**YOUR ASSIGNMENT**. Where a line holds the word "name", copy that line from the data below.

**INFORMATION SUPPLIED**.
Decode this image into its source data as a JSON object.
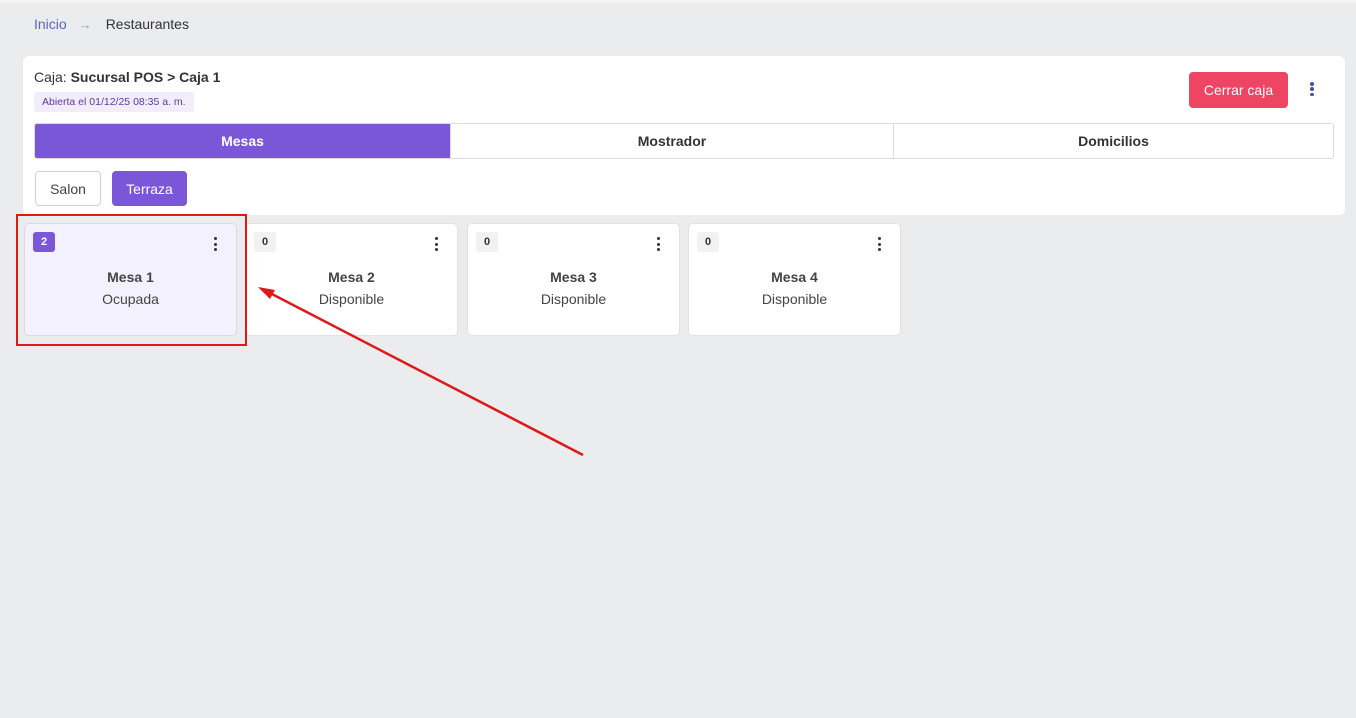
{
  "breadcrumb": {
    "home": "Inicio",
    "separator": "→",
    "current": "Restaurantes"
  },
  "register": {
    "prefix": "Caja:",
    "branch": "Sucursal POS",
    "chevron": ">",
    "name": "Caja 1",
    "opened": "Abierta el 01/12/25 08:35 a. m.",
    "close_label": "Cerrar caja",
    "menu_icon": "kebab-vertical-icon"
  },
  "tabs": [
    {
      "label": "Mesas",
      "active": true
    },
    {
      "label": "Mostrador",
      "active": false
    },
    {
      "label": "Domicilios",
      "active": false
    }
  ],
  "zones": [
    {
      "label": "Salon",
      "active": false
    },
    {
      "label": "Terraza",
      "active": true
    }
  ],
  "tables": [
    {
      "count": "2",
      "name": "Mesa 1",
      "status": "Ocupada"
    },
    {
      "count": "0",
      "name": "Mesa 2",
      "status": "Disponible"
    },
    {
      "count": "0",
      "name": "Mesa 3",
      "status": "Disponible"
    },
    {
      "count": "0",
      "name": "Mesa 4",
      "status": "Disponible"
    }
  ],
  "colors": {
    "accent": "#7a57d6",
    "danger": "#ee4565",
    "annotation": "#e01818",
    "background": "#ebecee"
  }
}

**ANSWER TO THIS PROBLEM**.
    "name": "Caja 1",
      "name": "Mesa 1",
      "name": "Mesa 2",
      "name": "Mesa 3",
      "name": "Mesa 4",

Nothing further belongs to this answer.